Start of RECORDS SUPPLIED

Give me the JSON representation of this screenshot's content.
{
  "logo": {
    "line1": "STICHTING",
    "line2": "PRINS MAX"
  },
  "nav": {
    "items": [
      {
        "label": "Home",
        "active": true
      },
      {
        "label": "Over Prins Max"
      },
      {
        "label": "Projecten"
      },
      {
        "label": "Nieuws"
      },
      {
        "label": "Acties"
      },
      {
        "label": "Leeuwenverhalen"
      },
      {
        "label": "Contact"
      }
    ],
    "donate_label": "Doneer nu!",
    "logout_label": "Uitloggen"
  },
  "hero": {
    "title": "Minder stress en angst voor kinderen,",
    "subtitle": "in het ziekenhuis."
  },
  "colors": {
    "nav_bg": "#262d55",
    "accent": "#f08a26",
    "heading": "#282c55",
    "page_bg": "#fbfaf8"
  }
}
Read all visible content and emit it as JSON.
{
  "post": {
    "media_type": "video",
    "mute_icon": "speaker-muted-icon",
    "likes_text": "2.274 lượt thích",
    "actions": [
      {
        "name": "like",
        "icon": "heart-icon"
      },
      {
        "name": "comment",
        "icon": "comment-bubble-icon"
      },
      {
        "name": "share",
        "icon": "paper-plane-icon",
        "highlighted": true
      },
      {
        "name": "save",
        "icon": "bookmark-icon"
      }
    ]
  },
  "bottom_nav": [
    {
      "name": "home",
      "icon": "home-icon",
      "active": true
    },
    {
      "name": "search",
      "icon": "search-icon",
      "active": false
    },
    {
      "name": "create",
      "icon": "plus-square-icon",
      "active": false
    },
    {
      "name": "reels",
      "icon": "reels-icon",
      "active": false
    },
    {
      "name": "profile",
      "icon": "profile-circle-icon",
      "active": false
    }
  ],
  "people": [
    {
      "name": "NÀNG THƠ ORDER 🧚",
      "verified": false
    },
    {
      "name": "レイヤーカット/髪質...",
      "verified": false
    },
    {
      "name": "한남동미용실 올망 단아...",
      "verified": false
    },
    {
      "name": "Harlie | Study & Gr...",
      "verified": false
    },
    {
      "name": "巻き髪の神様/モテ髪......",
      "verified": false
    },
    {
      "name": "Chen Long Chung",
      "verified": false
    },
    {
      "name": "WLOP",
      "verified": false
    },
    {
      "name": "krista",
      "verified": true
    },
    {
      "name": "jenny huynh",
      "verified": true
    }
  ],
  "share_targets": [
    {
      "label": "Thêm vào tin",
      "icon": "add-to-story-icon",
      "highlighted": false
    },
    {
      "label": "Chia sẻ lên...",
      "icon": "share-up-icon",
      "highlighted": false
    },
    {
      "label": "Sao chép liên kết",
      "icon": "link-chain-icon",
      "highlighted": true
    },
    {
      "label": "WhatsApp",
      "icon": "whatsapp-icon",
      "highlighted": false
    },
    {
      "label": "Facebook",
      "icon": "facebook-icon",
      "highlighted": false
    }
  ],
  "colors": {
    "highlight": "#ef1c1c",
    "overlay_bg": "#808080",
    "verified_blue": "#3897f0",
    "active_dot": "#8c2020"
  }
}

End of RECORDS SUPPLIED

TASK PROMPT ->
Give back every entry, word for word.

COMPLETED EXERCISE ->
Give me the JSON representation of this screenshot's content.
{
  "logo": {
    "line1": "STICHTING",
    "line2": "PRINS MAX"
  },
  "nav": {
    "items": [
      {
        "label": "Home",
        "active": true
      },
      {
        "label": "Over Prins Max"
      },
      {
        "label": "Projecten"
      },
      {
        "label": "Nieuws"
      },
      {
        "label": "Acties"
      },
      {
        "label": "Leeuwenverhalen"
      },
      {
        "label": "Contact"
      }
    ],
    "donate_label": "Doneer nu!",
    "logout_label": "Uitloggen"
  },
  "hero": {
    "title": "Minder stress en angst voor kinderen,",
    "subtitle": "in het ziekenhuis."
  },
  "colors": {
    "nav_bg": "#262d55",
    "accent": "#f08a26",
    "heading": "#282c55",
    "page_bg": "#fbfaf8"
  }
}
Read all visible content and emit it as JSON.
{
  "post": {
    "media_type": "video",
    "mute_icon": "speaker-muted-icon",
    "likes_text": "2.274 lượt thích",
    "actions": [
      {
        "name": "like",
        "icon": "heart-icon"
      },
      {
        "name": "comment",
        "icon": "comment-bubble-icon"
      },
      {
        "name": "share",
        "icon": "paper-plane-icon",
        "highlighted": true
      },
      {
        "name": "save",
        "icon": "bookmark-icon"
      }
    ]
  },
  "bottom_nav": [
    {
      "name": "home",
      "icon": "home-icon",
      "active": true
    },
    {
      "name": "search",
      "icon": "search-icon",
      "active": false
    },
    {
      "name": "create",
      "icon": "plus-square-icon",
      "active": false
    },
    {
      "name": "reels",
      "icon": "reels-icon",
      "active": false
    },
    {
      "name": "profile",
      "icon": "profile-circle-icon",
      "active": false
    }
  ],
  "people": [
    {
      "name": "NÀNG THƠ ORDER 🧚",
      "verified": false
    },
    {
      "name": "レイヤーカット/髪質...",
      "verified": false
    },
    {
      "name": "한남동미용실 올망 단아...",
      "verified": false
    },
    {
      "name": "Harlie | Study & Gr...",
      "verified": false
    },
    {
      "name": "巻き髪の神様/モテ髪......",
      "verified": false
    },
    {
      "name": "Chen Long Chung",
      "verified": false
    },
    {
      "name": "WLOP",
      "verified": false
    },
    {
      "name": "krista",
      "verified": true
    },
    {
      "name": "jenny huynh",
      "verified": true
    }
  ],
  "share_targets": [
    {
      "label": "Thêm vào tin",
      "icon": "add-to-story-icon",
      "highlighted": false
    },
    {
      "label": "Chia sẻ lên...",
      "icon": "share-up-icon",
      "highlighted": false
    },
    {
      "label": "Sao chép liên kết",
      "icon": "link-chain-icon",
      "highlighted": true
    },
    {
      "label": "WhatsApp",
      "icon": "whatsapp-icon",
      "highlighted": false
    },
    {
      "label": "Facebook",
      "icon": "facebook-icon",
      "highlighted": false
    }
  ],
  "colors": {
    "highlight": "#ef1c1c",
    "overlay_bg": "#808080",
    "verified_blue": "#3897f0",
    "active_dot": "#8c2020"
  }
}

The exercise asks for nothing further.